(Entries from a dataset of interfaces)
>>>

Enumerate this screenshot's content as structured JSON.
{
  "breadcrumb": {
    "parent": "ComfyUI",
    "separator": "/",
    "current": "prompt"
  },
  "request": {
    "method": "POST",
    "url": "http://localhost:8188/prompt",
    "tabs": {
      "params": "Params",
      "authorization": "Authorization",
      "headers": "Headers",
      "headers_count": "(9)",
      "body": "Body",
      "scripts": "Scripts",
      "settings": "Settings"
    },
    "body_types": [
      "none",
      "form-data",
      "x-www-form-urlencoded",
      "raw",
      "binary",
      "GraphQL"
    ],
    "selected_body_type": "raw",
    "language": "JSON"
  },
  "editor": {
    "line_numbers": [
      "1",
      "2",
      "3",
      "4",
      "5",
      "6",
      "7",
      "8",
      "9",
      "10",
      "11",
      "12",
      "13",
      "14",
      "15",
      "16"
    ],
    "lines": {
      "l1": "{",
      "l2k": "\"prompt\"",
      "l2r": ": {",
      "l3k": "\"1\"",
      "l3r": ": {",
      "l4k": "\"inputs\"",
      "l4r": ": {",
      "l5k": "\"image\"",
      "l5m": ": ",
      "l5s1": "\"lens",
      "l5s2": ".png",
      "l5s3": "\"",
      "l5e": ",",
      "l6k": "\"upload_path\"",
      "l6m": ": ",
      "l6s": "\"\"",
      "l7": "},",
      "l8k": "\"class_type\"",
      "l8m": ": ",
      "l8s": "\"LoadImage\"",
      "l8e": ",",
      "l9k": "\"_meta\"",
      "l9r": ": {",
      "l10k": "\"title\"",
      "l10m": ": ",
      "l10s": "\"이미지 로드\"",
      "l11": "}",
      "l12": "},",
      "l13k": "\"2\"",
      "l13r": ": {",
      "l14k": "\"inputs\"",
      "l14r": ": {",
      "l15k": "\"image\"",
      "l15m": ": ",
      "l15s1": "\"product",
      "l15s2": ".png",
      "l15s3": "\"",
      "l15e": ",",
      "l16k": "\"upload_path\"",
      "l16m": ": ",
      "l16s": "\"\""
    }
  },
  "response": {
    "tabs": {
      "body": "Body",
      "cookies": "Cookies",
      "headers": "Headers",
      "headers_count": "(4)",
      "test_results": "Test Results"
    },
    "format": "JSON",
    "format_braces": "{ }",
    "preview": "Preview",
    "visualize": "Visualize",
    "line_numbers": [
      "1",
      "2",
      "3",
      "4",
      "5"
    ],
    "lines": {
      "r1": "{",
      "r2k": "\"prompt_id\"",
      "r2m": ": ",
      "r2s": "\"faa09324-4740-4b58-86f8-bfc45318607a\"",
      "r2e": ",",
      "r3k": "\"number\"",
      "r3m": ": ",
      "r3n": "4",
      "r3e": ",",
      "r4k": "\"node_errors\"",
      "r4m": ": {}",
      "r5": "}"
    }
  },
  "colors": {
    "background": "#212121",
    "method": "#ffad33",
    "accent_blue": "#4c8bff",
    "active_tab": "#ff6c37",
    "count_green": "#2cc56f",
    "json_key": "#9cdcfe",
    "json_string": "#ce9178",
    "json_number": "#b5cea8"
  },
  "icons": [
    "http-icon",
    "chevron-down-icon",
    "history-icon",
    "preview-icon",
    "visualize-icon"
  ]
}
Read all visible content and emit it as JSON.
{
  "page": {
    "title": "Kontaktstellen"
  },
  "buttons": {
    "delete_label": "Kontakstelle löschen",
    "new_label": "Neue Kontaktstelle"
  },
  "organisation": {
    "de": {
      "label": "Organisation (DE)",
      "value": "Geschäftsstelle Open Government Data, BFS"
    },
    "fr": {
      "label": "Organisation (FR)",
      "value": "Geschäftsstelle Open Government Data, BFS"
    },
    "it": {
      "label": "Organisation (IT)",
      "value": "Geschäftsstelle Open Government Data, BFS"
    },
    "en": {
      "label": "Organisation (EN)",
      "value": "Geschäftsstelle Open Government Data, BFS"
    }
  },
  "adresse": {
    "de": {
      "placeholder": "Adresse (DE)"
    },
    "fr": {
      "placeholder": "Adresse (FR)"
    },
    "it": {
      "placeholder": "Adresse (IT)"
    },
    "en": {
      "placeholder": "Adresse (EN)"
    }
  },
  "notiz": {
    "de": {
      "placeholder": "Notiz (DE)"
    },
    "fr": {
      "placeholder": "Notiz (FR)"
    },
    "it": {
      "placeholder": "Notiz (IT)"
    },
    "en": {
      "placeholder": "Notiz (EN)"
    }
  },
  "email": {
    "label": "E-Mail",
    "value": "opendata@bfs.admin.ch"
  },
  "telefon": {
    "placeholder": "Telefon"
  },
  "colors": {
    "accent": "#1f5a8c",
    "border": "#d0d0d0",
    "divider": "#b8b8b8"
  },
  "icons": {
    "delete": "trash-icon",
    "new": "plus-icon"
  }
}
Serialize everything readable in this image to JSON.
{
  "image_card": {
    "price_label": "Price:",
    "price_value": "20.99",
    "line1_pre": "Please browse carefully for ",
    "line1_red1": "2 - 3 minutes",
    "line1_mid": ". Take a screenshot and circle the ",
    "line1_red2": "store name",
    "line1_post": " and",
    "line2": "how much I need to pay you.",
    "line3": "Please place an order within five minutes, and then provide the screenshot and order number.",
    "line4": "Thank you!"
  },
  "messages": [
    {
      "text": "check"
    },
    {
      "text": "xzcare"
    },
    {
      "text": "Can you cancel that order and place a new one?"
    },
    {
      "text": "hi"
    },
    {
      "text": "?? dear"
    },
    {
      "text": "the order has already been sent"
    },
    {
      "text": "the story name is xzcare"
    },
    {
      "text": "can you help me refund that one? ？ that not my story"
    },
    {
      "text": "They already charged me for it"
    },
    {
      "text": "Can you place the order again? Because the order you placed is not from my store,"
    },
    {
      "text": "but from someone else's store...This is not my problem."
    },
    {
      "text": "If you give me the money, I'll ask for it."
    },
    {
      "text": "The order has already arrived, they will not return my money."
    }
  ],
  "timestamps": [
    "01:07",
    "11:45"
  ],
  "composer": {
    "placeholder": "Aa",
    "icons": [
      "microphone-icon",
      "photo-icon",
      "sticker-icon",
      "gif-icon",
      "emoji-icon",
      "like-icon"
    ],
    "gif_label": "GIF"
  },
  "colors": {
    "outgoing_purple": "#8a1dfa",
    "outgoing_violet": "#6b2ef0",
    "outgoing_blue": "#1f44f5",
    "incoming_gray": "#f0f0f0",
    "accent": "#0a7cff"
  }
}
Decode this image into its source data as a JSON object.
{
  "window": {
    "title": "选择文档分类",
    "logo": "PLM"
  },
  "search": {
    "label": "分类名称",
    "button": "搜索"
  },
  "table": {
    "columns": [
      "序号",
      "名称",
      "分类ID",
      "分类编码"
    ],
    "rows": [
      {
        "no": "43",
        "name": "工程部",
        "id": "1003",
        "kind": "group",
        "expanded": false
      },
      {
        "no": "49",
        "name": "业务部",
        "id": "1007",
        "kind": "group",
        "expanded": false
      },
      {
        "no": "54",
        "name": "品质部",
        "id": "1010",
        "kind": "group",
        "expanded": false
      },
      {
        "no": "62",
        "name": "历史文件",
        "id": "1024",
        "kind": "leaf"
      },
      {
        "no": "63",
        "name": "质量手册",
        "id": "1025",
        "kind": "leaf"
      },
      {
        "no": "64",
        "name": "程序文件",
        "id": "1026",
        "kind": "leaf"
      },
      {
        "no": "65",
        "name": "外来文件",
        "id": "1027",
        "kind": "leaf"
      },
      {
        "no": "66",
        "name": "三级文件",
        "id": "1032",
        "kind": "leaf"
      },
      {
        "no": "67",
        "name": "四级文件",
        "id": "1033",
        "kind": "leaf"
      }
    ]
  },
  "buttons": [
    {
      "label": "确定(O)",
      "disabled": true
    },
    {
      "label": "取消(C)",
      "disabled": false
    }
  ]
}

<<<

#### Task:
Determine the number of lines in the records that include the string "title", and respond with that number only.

#### Result for this task:
3